Requirement
Filter the entries down to the lines containing "that", and copy those lines.

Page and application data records

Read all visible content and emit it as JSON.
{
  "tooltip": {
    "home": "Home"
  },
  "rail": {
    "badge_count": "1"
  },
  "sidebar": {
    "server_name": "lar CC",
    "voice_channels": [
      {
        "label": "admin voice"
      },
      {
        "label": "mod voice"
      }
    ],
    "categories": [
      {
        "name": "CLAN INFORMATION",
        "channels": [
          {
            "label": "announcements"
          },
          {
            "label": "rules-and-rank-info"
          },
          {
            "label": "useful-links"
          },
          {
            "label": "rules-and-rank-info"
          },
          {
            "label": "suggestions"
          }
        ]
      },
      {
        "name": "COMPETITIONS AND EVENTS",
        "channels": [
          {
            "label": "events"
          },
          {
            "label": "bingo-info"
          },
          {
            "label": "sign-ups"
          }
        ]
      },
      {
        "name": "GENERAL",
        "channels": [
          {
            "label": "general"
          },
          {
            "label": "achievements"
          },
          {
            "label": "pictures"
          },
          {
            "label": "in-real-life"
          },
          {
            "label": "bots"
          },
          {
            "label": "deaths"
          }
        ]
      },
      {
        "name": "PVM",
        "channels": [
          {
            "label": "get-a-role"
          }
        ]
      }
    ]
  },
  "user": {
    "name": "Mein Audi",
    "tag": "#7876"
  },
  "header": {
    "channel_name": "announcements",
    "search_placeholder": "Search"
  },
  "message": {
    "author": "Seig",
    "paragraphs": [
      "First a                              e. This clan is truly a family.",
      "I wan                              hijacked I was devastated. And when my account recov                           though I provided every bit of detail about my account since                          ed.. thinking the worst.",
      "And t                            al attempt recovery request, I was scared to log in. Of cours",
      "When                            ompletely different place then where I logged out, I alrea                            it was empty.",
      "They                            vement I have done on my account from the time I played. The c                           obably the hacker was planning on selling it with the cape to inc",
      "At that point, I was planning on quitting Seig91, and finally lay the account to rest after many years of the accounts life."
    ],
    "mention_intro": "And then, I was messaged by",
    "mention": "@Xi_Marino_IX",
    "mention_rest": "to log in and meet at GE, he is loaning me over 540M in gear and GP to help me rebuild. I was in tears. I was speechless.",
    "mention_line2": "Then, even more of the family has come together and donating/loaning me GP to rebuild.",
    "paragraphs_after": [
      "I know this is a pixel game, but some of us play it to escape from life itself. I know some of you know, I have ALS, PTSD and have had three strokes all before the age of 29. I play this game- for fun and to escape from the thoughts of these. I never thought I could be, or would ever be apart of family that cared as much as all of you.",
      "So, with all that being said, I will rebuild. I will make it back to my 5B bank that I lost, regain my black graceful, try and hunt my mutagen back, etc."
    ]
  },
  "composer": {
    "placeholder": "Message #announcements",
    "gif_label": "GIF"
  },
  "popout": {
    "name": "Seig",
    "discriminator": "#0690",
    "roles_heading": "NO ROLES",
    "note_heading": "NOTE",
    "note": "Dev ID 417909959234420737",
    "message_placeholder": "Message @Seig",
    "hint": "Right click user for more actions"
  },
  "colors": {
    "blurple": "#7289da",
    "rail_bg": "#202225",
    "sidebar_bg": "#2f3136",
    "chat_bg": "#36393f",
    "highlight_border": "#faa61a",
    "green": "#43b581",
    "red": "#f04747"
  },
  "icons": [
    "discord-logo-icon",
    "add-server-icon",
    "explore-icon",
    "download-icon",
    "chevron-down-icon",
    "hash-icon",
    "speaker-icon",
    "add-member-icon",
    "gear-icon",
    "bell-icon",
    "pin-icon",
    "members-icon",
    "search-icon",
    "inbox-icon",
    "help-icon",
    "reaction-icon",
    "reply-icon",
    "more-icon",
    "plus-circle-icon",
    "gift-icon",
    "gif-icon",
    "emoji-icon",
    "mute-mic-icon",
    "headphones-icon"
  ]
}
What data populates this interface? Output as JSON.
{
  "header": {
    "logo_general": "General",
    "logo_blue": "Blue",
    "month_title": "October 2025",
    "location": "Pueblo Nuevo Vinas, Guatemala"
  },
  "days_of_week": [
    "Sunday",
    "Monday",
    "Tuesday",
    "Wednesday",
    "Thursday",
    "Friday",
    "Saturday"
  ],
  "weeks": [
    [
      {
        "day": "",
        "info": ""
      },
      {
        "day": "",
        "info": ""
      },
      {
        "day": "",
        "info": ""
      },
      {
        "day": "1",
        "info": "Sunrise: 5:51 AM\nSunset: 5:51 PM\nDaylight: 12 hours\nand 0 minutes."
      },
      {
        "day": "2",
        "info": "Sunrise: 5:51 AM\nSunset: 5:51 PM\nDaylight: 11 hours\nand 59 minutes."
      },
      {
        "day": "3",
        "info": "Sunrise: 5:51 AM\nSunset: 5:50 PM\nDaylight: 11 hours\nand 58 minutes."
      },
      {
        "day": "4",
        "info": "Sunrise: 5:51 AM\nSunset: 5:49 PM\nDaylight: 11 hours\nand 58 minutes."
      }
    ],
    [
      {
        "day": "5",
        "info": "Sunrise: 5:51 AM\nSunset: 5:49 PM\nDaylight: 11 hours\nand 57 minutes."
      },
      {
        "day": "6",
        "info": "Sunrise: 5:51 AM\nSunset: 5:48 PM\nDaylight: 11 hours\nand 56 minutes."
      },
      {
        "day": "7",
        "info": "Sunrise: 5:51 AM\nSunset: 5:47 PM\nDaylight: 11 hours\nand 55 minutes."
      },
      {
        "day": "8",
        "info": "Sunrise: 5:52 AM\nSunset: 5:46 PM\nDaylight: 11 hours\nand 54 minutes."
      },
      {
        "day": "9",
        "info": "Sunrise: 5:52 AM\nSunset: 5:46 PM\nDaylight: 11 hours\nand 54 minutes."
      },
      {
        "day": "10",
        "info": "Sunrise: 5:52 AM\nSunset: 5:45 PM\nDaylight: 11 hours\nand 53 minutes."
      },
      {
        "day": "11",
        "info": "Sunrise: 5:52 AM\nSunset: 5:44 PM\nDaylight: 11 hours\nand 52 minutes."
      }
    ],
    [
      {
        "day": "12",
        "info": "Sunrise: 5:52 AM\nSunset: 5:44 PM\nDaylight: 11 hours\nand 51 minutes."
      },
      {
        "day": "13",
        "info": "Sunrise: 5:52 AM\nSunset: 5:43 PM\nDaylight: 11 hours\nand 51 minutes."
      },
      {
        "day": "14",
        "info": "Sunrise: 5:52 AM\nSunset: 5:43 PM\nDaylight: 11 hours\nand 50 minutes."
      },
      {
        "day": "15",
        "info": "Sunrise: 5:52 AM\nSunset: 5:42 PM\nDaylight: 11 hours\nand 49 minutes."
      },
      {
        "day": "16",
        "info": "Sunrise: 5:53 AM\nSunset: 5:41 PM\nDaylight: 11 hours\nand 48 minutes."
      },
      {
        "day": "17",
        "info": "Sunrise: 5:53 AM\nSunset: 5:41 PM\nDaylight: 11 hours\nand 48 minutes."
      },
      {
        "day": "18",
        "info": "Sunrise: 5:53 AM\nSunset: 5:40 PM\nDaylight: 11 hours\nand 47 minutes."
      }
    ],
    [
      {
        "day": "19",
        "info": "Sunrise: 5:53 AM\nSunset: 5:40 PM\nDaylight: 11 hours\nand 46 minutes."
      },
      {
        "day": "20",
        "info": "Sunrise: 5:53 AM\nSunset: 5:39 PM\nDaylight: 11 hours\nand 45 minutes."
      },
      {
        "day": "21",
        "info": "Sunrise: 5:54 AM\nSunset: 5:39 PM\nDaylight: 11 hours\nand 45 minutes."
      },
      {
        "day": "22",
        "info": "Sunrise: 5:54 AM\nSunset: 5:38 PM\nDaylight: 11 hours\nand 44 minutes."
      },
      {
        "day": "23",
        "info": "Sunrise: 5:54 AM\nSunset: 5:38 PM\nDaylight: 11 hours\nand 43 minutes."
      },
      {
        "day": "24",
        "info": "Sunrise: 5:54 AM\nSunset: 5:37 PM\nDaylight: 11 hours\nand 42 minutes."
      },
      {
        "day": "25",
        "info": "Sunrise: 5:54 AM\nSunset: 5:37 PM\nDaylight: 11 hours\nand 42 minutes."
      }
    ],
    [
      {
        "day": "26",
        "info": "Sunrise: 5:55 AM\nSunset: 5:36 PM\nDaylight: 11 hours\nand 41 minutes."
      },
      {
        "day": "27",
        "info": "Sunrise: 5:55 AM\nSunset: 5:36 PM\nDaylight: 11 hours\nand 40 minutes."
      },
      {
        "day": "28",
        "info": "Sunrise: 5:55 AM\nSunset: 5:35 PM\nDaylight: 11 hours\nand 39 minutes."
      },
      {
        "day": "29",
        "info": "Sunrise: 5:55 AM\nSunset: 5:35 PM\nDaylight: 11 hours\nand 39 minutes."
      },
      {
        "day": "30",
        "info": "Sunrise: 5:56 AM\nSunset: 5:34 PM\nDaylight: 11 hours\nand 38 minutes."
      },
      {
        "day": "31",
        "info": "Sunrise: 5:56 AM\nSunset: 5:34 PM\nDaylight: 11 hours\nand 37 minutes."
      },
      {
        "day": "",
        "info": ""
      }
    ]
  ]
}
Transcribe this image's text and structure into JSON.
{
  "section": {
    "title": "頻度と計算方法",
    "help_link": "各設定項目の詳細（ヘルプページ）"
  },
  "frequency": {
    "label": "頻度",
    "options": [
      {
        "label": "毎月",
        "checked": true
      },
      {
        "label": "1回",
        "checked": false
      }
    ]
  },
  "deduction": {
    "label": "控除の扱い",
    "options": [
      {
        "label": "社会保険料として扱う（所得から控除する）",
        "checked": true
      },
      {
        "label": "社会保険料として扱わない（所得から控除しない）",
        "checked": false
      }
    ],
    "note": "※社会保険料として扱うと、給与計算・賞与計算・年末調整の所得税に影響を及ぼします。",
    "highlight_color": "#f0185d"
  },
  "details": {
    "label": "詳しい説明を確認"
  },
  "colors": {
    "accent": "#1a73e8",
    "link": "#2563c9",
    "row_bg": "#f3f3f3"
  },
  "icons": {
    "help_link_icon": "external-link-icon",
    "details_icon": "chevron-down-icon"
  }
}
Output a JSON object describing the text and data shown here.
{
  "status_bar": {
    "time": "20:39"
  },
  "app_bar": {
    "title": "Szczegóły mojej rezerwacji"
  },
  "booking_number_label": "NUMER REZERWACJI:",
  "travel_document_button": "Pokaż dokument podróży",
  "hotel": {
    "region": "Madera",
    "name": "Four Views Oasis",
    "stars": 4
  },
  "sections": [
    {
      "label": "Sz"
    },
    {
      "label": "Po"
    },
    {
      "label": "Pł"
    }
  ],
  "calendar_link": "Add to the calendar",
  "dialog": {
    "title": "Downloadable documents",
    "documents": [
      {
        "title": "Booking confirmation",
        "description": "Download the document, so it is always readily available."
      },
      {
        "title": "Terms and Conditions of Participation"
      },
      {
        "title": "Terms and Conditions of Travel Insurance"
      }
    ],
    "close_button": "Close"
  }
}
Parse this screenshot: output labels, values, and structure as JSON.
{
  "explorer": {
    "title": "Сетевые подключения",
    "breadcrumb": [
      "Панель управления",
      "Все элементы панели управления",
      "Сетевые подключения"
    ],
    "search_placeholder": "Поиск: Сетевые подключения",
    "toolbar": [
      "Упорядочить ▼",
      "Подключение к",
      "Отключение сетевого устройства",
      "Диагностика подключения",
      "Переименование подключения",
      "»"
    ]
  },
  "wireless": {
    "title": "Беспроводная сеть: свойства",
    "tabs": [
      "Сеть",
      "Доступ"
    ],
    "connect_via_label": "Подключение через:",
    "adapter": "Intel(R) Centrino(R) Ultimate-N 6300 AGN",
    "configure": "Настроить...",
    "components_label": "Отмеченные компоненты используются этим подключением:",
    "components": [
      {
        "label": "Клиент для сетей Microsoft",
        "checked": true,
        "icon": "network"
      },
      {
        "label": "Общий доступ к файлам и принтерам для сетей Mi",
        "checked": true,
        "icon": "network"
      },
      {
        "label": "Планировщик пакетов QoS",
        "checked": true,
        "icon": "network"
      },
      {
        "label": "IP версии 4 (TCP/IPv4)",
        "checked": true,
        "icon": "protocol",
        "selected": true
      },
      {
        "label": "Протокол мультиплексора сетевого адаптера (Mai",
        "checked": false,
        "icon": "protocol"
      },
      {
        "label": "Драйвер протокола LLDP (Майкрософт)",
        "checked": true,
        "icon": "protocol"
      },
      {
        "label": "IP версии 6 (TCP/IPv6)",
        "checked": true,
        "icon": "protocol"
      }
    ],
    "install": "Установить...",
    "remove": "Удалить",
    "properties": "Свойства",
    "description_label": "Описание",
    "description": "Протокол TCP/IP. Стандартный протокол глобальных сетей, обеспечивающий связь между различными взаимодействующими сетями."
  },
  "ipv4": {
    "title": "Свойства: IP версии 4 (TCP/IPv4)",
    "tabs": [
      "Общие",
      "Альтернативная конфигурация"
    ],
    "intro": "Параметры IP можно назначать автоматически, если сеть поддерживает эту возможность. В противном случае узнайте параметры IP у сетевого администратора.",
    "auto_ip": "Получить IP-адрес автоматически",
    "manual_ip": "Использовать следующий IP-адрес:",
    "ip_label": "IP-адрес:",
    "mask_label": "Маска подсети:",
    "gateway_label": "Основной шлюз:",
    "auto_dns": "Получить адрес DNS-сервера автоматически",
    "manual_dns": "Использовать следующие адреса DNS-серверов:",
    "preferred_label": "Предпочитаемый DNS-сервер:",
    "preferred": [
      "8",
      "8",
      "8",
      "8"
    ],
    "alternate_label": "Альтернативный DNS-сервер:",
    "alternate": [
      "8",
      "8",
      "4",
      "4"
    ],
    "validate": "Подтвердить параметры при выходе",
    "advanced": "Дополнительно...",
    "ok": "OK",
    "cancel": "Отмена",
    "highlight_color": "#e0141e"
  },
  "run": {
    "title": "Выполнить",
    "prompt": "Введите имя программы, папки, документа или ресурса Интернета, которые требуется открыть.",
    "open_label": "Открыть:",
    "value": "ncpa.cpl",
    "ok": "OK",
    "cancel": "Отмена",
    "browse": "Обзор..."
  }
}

Solution for this problem
      "At that point, I was planning on quitting Seig91, and finally lay the account to rest after many years of the accounts life."
      "I know this is a pixel game, but some of us play it to escape from life itself. I know some of you know, I have ALS, PTSD and have had three strokes all before the age of 29. I play this game- for fun and to escape from the thoughts of these. I never thought I could be, or would ever be apart of family that cared as much as all of you.",
      "So, with all that being said, I will rebuild. I will make it back to my 5B bank that I lost, regain my black graceful, try and hunt my mutagen back, etc."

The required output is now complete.